Tax expression was additionally associated with the promotion of a panel of anti-apoptotic genes, as well as the 'master' cell-signaling molecule, NFkappaB. Some anti-apoptotic genes, including TRAF1, TNFAIP3, GADD45B, and CFLAR, showed a differential pattern of expression in Tax - negative cells. Some of these cells exhibited next to no expression of these genes, whereas others did to an inferior degree in comparison to Tax - positive cells.
It was clarified that the introduction of cellular stressors, hydrogen peroxide, and cisplatin, to the cells resulted in Tax expression. Also, cells that did express the oncogene survived significantly better under these conditions compared to cells that did not. On the other hand, Tax expression did not have a positive effect on cell proliferation.
These findings led the scientists to conclude that Tax expression (as well as its different patterns in different cell subpopulations) functioned to keep the overall infected cell count constant.
This mechanism was likely to be related to the prevention of apoptosis rather than the promotion of cell division. Prior theories that chronic Tax expression was associated with cellular aging and DNA damage offered further weight to this concept.
In addition, Tax is also associated with the expression of viral genes, including the one that codes for HTLV-1's external protein shell. These proteins may trigger immune response attacks by other types of T-cells.
Protein structure of HTLV-1 (Source: Public Domain)
Therefore, it is possible that Tax could be expressed in the minority of cells to reduce the probability of these attacks.
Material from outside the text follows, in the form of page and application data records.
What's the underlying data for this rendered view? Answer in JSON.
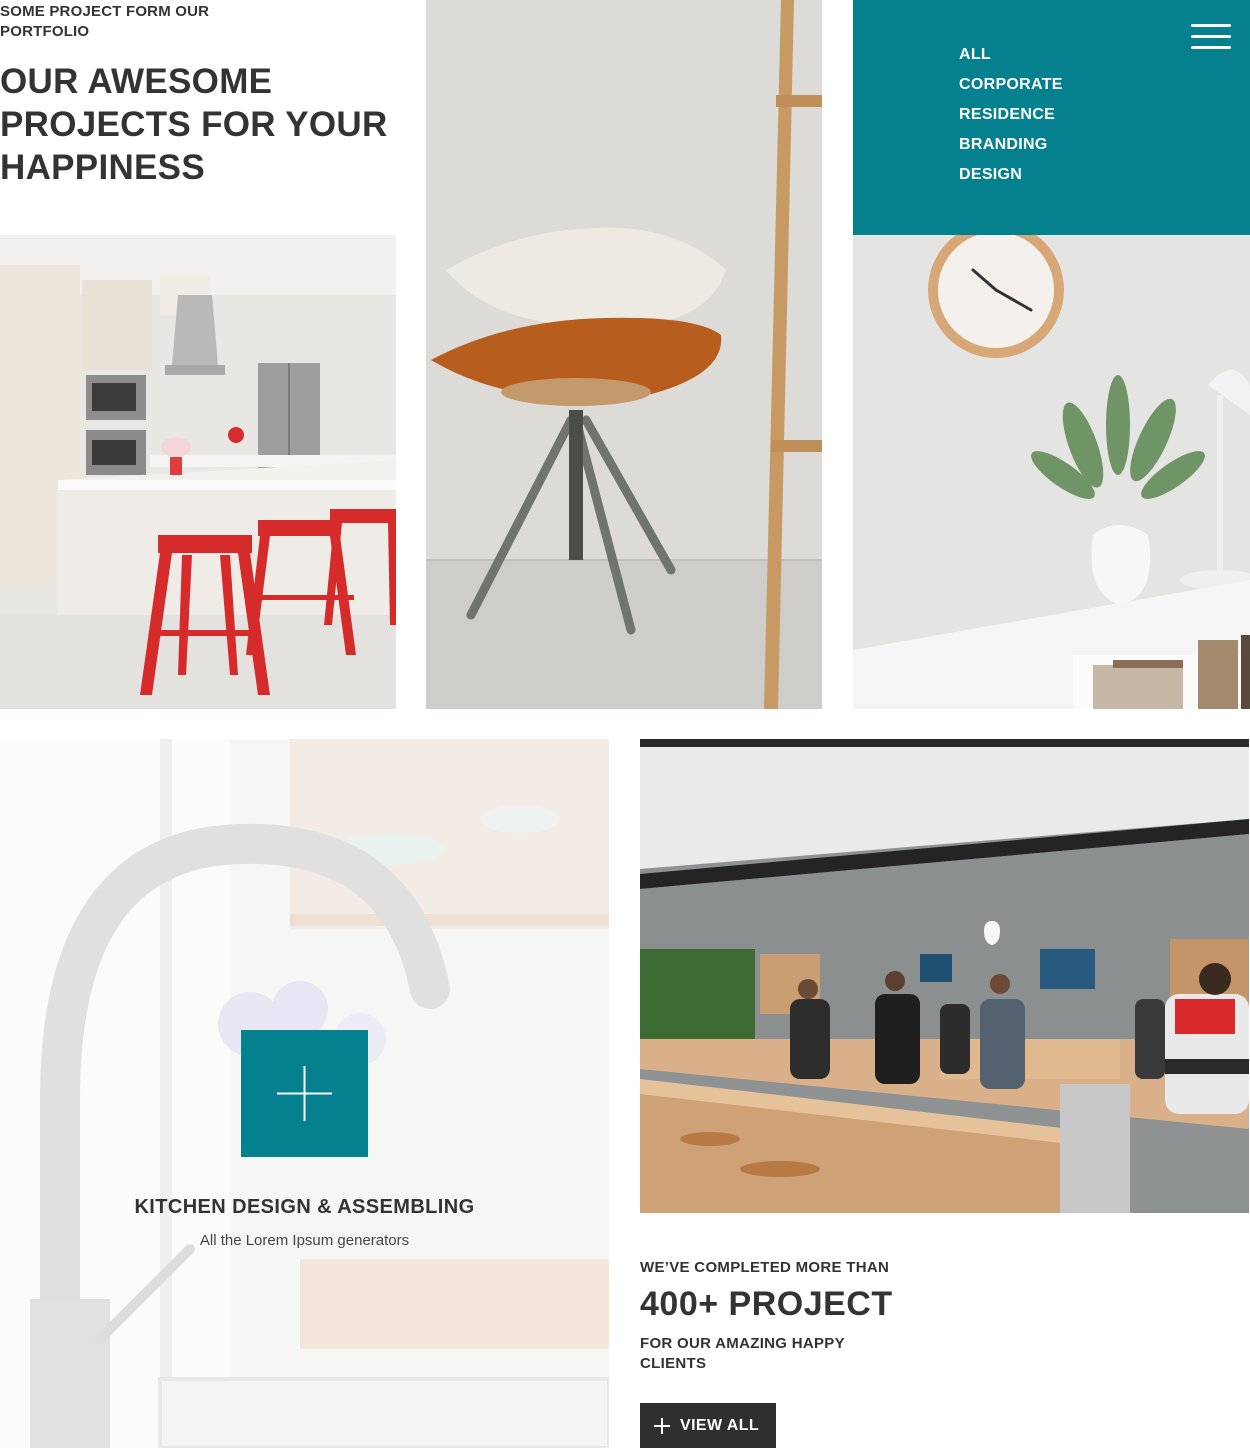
{
  "intro": {
    "eyebrow": "SOME PROJECT FORM OUR PORTFOLIO",
    "headline": "OUR AWESOME PROJECTS FOR YOUR HAPPINESS"
  },
  "filters": {
    "items": [
      "ALL",
      "CORPORATE",
      "RESIDENCE",
      "BRANDING",
      "DESIGN"
    ],
    "menu_icon": "hamburger-menu-icon"
  },
  "gallery": {
    "images": [
      "kitchen-red-stools-photo",
      "pillows-on-stool-photo",
      "wall-clock-plant-photo",
      "kitchen-faucet-photo",
      "apple-store-photo"
    ]
  },
  "feature": {
    "icon": "plus-icon",
    "title": "KITCHEN DESIGN & ASSEMBLING",
    "subtitle": "All the Lorem Ipsum generators"
  },
  "stats": {
    "pre": "WE’VE COMPLETED MORE THAN",
    "big": "400+ PROJECT",
    "post": "FOR OUR AMAZING HAPPY CLIENTS",
    "button_label": "VIEW ALL",
    "button_icon": "plus-icon"
  },
  "colors": {
    "accent": "#05808f",
    "dark": "#2f2f2f",
    "text": "#333333"
  }
}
This effect may also help cells that have become cancerous due to Tax activation (i.e., leukemia cells) to 'escape' host detection and, thus, attacks.
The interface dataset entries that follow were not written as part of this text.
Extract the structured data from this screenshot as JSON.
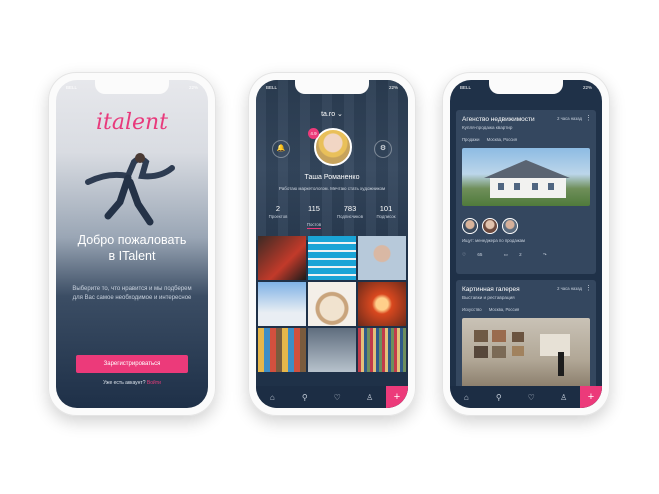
{
  "colors": {
    "accent": "#ec3a7a",
    "background": "#1f3148",
    "card": "#34475f"
  },
  "status": {
    "carrier": "BELL",
    "battery": "22%"
  },
  "welcome": {
    "logo": "italent",
    "title_line1": "Добро пожаловать",
    "title_line2": "в ITalent",
    "description": "Выберите то, что нравится и мы подберем для Вас самое необходимое и интересное",
    "register_button": "Зарегистрироваться",
    "have_account": "Уже есть аккаунт?",
    "login_link": "Войти"
  },
  "profile": {
    "username": "ta.ro",
    "rating": "4.9",
    "name": "Таша Романенко",
    "bio": "Работаю маркетологом. Мечтаю стать художником",
    "stats": [
      {
        "value": "2",
        "label": "Проектов"
      },
      {
        "value": "115",
        "label": "Постов"
      },
      {
        "value": "783",
        "label": "Подписчиков"
      },
      {
        "value": "101",
        "label": "Подписок"
      }
    ],
    "tabbar": {
      "icons": [
        "home-icon",
        "search-icon",
        "heart-icon",
        "user-icon"
      ],
      "plus": "+"
    }
  },
  "feed": {
    "cards": [
      {
        "title": "Агенство недвижимости",
        "subtitle": "Купля-продажа квартир",
        "time": "2 часа назад",
        "category": "Продажи",
        "location": "Москва, Россия",
        "needs": "Ищут: менеджера по продажам",
        "likes": "65",
        "comments": "2"
      },
      {
        "title": "Картинная галерея",
        "subtitle": "Выставки и реставрация",
        "time": "2 часа назад",
        "category": "Искусство",
        "location": "Москва, Россия"
      }
    ],
    "tabbar": {
      "plus": "+"
    }
  }
}
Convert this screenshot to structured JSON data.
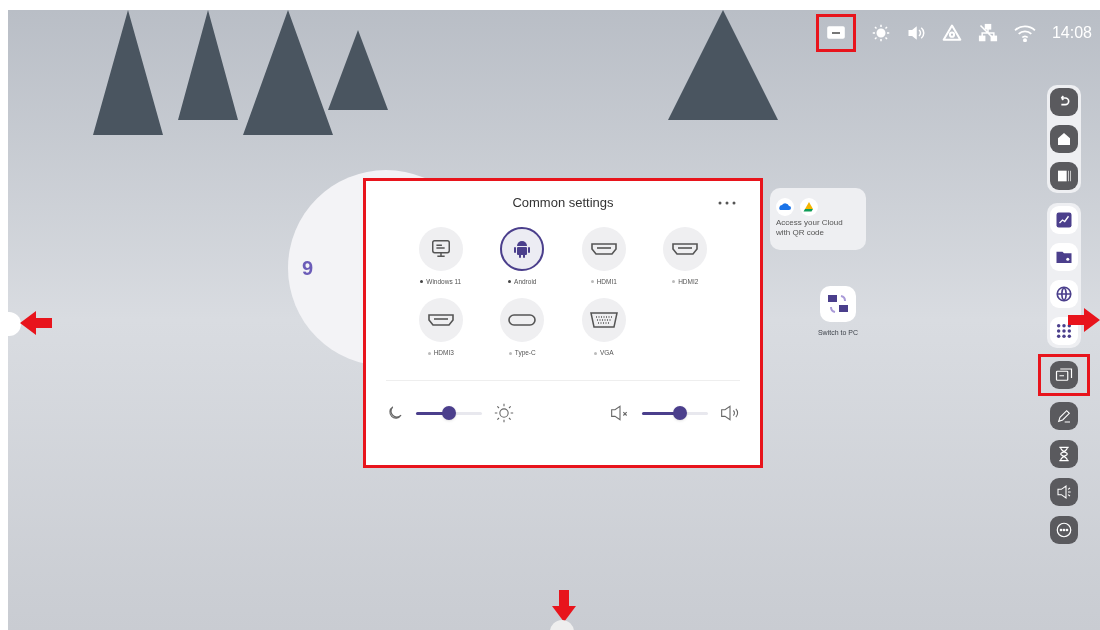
{
  "status_bar": {
    "time": "14:08"
  },
  "clock": {
    "numeral": "9"
  },
  "common_settings": {
    "title": "Common settings",
    "sources": [
      {
        "label": "Windows 11",
        "kind": "monitor",
        "selected": false,
        "connected": true
      },
      {
        "label": "Android",
        "kind": "android",
        "selected": true,
        "connected": true
      },
      {
        "label": "HDMI1",
        "kind": "hdmi",
        "selected": false,
        "connected": false
      },
      {
        "label": "HDMI2",
        "kind": "hdmi",
        "selected": false,
        "connected": false
      },
      {
        "label": "HDMI3",
        "kind": "hdmi",
        "selected": false,
        "connected": false
      },
      {
        "label": "Type-C",
        "kind": "typec",
        "selected": false,
        "connected": false
      },
      {
        "label": "VGA",
        "kind": "vga",
        "selected": false,
        "connected": false
      }
    ],
    "brightness": {
      "level": 0.5
    },
    "volume": {
      "level": 0.58
    }
  },
  "cloud_widget": {
    "text": "Access your Cloud with QR code"
  },
  "desktop_app": {
    "label": "Switch to PC"
  }
}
The magnitude of Tax expression in cells used in this study was found to be similar to those found in samples from people with adult T-cell leukemia (ATL). Tax is expressed in 50% of all cases in this form of cancer.
Highlights of the Research
Tax is an oncogene activated by the retrovirus, HTLV-1, in CD4+ lymphocytes.
A recent paper published in the journal PNAS reports that the oncogene experiences a sporadic pattern of expression in a small percentage of a given population of cells rather than being activated in all of them.
It is likely that this expression is performed to improve the infected cells' chances of remaining undetected in the host while maintaining a steady population.
The Tax gene also appears to be associated with the prevention of death in such a population, which suggests that treatment to inhibit Tax in these cells may benefit patients with ATL.
On the other hand, the results of this study also suggested that when Tax is absent, the 'alternative' oncogene, HBZ, takes over.
Overall, the work has offered an improved understanding of how HTLV-1 may influence this cancer type and how it may complicate its eradication.
Top Image: In-situ hybridization shows activated oncogenes in cancer cells. This image highlights a DNA fragment (oncogene) that was inserted into a mouse oocyte. (Source: Public Domain)
M. Mahgoub, et al. (2018) Sporadic on/off switching of HTLV-1 Tax expression is crucial to maintain the whole population of virus-induced leukemic cells. Proceedings of the National Academy of Sciences. 115:(6). pp.E1269-E1278.
H. Zhi, et al. (2011) NF-kappaB hyper-activation by HTLV-1 tax induces cellular senescence, but can be alleviated by the viral anti-sense protein HBZ. PLoS Pathog. 7:(4). pp.e1002025.
T. Kinjo, et al. (2010) Induction of reactive oxygen species by human T-cell leukemia virus type 1 tax correlates with DNA damage and expression of cellular senescence marker. J Virol. 84:(10). pp.5431-5437.
Terhune RK, 2018, EurekAlert, https://www.eurekalert.org/multimedia/pub/167776.php, (accessed on 12 Apr 2018)